**Task brief:** Copy every entry exactly.

(Component data from apps and pages)
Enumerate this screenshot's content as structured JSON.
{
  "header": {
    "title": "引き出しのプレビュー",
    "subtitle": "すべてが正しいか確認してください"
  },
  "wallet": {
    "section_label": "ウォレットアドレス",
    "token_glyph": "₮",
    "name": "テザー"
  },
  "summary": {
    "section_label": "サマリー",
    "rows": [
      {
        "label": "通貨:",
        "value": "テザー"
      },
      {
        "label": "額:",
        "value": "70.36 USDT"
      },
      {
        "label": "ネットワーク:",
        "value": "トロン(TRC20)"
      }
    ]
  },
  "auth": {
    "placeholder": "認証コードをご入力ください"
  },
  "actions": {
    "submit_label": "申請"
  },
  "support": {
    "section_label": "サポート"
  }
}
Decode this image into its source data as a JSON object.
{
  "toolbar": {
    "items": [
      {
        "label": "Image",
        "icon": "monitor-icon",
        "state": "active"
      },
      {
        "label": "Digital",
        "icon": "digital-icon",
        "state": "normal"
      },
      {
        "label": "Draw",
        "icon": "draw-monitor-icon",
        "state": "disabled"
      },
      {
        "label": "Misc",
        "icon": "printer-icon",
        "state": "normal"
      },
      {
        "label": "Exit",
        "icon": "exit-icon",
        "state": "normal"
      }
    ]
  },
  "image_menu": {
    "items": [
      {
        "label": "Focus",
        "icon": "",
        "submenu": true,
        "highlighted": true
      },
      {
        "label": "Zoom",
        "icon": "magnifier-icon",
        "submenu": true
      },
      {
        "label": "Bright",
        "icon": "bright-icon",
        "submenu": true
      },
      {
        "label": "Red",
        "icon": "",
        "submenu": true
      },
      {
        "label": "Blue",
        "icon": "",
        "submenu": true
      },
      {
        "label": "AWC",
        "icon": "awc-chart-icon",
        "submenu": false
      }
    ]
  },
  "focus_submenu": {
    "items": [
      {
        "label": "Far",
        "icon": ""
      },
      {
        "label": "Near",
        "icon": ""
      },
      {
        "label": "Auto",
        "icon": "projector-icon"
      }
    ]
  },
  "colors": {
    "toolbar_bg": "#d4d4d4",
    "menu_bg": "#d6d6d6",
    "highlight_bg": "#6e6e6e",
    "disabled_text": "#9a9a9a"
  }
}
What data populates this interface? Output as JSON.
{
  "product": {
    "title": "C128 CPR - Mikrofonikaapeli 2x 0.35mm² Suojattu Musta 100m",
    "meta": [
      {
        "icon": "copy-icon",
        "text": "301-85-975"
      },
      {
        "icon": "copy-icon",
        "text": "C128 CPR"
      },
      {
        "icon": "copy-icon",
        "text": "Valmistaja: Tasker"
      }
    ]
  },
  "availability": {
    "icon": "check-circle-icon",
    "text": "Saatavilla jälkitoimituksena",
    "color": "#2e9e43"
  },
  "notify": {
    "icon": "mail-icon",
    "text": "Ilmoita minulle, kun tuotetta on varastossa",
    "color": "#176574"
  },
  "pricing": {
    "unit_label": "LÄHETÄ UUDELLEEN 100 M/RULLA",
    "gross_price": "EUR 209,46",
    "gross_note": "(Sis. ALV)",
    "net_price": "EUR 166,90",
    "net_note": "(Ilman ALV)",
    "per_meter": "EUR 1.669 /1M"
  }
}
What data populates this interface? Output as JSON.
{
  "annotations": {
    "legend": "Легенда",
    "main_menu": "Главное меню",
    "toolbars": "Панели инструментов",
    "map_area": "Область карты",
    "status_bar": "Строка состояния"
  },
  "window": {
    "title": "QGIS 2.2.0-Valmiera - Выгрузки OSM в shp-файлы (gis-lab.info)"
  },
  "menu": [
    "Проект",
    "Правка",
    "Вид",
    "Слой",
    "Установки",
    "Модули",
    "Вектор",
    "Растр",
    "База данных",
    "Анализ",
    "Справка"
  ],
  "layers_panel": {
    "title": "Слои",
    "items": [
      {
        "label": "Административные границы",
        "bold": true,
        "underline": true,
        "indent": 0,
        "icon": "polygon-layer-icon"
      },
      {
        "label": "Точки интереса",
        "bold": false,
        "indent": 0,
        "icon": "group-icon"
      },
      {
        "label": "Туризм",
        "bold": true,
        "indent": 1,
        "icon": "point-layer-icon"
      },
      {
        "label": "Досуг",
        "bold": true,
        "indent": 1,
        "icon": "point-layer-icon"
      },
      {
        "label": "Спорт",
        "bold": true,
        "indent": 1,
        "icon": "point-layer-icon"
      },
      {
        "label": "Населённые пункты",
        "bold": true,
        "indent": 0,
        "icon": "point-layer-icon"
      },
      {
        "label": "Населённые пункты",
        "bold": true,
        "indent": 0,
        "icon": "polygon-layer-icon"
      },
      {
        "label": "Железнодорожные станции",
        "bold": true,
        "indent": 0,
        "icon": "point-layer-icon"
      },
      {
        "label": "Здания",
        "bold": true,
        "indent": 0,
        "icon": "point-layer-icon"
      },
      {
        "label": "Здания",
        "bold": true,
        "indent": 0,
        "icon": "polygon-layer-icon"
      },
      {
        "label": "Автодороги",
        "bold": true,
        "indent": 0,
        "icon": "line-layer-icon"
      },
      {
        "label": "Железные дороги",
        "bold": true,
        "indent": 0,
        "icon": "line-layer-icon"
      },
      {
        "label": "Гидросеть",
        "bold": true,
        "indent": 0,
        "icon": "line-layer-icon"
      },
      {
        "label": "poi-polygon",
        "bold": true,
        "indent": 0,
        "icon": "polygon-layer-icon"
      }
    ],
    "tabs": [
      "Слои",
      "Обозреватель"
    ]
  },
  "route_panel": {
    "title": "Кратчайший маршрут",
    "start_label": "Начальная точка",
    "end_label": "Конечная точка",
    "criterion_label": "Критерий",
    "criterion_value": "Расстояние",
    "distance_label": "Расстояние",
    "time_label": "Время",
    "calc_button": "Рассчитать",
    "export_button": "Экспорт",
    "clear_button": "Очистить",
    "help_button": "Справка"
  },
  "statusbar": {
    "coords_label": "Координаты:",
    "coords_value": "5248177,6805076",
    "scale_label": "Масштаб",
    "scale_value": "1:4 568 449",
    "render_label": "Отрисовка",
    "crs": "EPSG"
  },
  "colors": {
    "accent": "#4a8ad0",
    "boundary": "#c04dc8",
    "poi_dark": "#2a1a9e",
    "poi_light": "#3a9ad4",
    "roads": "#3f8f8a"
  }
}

**Worked solution:**
Enumerate this screenshot's content as structured JSON.
{
  "header": {
    "title": "引き出しのプレビュー",
    "subtitle": "すべてが正しいか確認してください"
  },
  "wallet": {
    "section_label": "ウォレットアドレス",
    "token_glyph": "₮",
    "name": "テザー"
  },
  "summary": {
    "section_label": "サマリー",
    "rows": [
      {
        "label": "通貨:",
        "value": "テザー"
      },
      {
        "label": "額:",
        "value": "70.36 USDT"
      },
      {
        "label": "ネットワーク:",
        "value": "トロン(TRC20)"
      }
    ]
  },
  "auth": {
    "placeholder": "認証コードをご入力ください"
  },
  "actions": {
    "submit_label": "申請"
  },
  "support": {
    "section_label": "サポート"
  }
}
Decode this image into its source data as a JSON object.
{
  "toolbar": {
    "items": [
      {
        "label": "Image",
        "icon": "monitor-icon",
        "state": "active"
      },
      {
        "label": "Digital",
        "icon": "digital-icon",
        "state": "normal"
      },
      {
        "label": "Draw",
        "icon": "draw-monitor-icon",
        "state": "disabled"
      },
      {
        "label": "Misc",
        "icon": "printer-icon",
        "state": "normal"
      },
      {
        "label": "Exit",
        "icon": "exit-icon",
        "state": "normal"
      }
    ]
  },
  "image_menu": {
    "items": [
      {
        "label": "Focus",
        "icon": "",
        "submenu": true,
        "highlighted": true
      },
      {
        "label": "Zoom",
        "icon": "magnifier-icon",
        "submenu": true
      },
      {
        "label": "Bright",
        "icon": "bright-icon",
        "submenu": true
      },
      {
        "label": "Red",
        "icon": "",
        "submenu": true
      },
      {
        "label": "Blue",
        "icon": "",
        "submenu": true
      },
      {
        "label": "AWC",
        "icon": "awc-chart-icon",
        "submenu": false
      }
    ]
  },
  "focus_submenu": {
    "items": [
      {
        "label": "Far",
        "icon": ""
      },
      {
        "label": "Near",
        "icon": ""
      },
      {
        "label": "Auto",
        "icon": "projector-icon"
      }
    ]
  },
  "colors": {
    "toolbar_bg": "#d4d4d4",
    "menu_bg": "#d6d6d6",
    "highlight_bg": "#6e6e6e",
    "disabled_text": "#9a9a9a"
  }
}
What data populates this interface? Output as JSON.
{
  "product": {
    "title": "C128 CPR - Mikrofonikaapeli 2x 0.35mm² Suojattu Musta 100m",
    "meta": [
      {
        "icon": "copy-icon",
        "text": "301-85-975"
      },
      {
        "icon": "copy-icon",
        "text": "C128 CPR"
      },
      {
        "icon": "copy-icon",
        "text": "Valmistaja: Tasker"
      }
    ]
  },
  "availability": {
    "icon": "check-circle-icon",
    "text": "Saatavilla jälkitoimituksena",
    "color": "#2e9e43"
  },
  "notify": {
    "icon": "mail-icon",
    "text": "Ilmoita minulle, kun tuotetta on varastossa",
    "color": "#176574"
  },
  "pricing": {
    "unit_label": "LÄHETÄ UUDELLEEN 100 M/RULLA",
    "gross_price": "EUR 209,46",
    "gross_note": "(Sis. ALV)",
    "net_price": "EUR 166,90",
    "net_note": "(Ilman ALV)",
    "per_meter": "EUR 1.669 /1M"
  }
}
What data populates this interface? Output as JSON.
{
  "annotations": {
    "legend": "Легенда",
    "main_menu": "Главное меню",
    "toolbars": "Панели инструментов",
    "map_area": "Область карты",
    "status_bar": "Строка состояния"
  },
  "window": {
    "title": "QGIS 2.2.0-Valmiera - Выгрузки OSM в shp-файлы (gis-lab.info)"
  },
  "menu": [
    "Проект",
    "Правка",
    "Вид",
    "Слой",
    "Установки",
    "Модули",
    "Вектор",
    "Растр",
    "База данных",
    "Анализ",
    "Справка"
  ],
  "layers_panel": {
    "title": "Слои",
    "items": [
      {
        "label": "Административные границы",
        "bold": true,
        "underline": true,
        "indent": 0,
        "icon": "polygon-layer-icon"
      },
      {
        "label": "Точки интереса",
        "bold": false,
        "indent": 0,
        "icon": "group-icon"
      },
      {
        "label": "Туризм",
        "bold": true,
        "indent": 1,
        "icon": "point-layer-icon"
      },
      {
        "label": "Досуг",
        "bold": true,
        "indent": 1,
        "icon": "point-layer-icon"
      },
      {
        "label": "Спорт",
        "bold": true,
        "indent": 1,
        "icon": "point-layer-icon"
      },
      {
        "label": "Населённые пункты",
        "bold": true,
        "indent": 0,
        "icon": "point-layer-icon"
      },
      {
        "label": "Населённые пункты",
        "bold": true,
        "indent": 0,
        "icon": "polygon-layer-icon"
      },
      {
        "label": "Железнодорожные станции",
        "bold": true,
        "indent": 0,
        "icon": "point-layer-icon"
      },
      {
        "label": "Здания",
        "bold": true,
        "indent": 0,
        "icon": "point-layer-icon"
      },
      {
        "label": "Здания",
        "bold": true,
        "indent": 0,
        "icon": "polygon-layer-icon"
      },
      {
        "label": "Автодороги",
        "bold": true,
        "indent": 0,
        "icon": "line-layer-icon"
      },
      {
        "label": "Железные дороги",
        "bold": true,
        "indent": 0,
        "icon": "line-layer-icon"
      },
      {
        "label": "Гидросеть",
        "bold": true,
        "indent": 0,
        "icon": "line-layer-icon"
      },
      {
        "label": "poi-polygon",
        "bold": true,
        "indent": 0,
        "icon": "polygon-layer-icon"
      }
    ],
    "tabs": [
      "Слои",
      "Обозреватель"
    ]
  },
  "route_panel": {
    "title": "Кратчайший маршрут",
    "start_label": "Начальная точка",
    "end_label": "Конечная точка",
    "criterion_label": "Критерий",
    "criterion_value": "Расстояние",
    "distance_label": "Расстояние",
    "time_label": "Время",
    "calc_button": "Рассчитать",
    "export_button": "Экспорт",
    "clear_button": "Очистить",
    "help_button": "Справка"
  },
  "statusbar": {
    "coords_label": "Координаты:",
    "coords_value": "5248177,6805076",
    "scale_label": "Масштаб",
    "scale_value": "1:4 568 449",
    "render_label": "Отрисовка",
    "crs": "EPSG"
  },
  "colors": {
    "accent": "#4a8ad0",
    "boundary": "#c04dc8",
    "poi_dark": "#2a1a9e",
    "poi_light": "#3a9ad4",
    "roads": "#3f8f8a"
  }
}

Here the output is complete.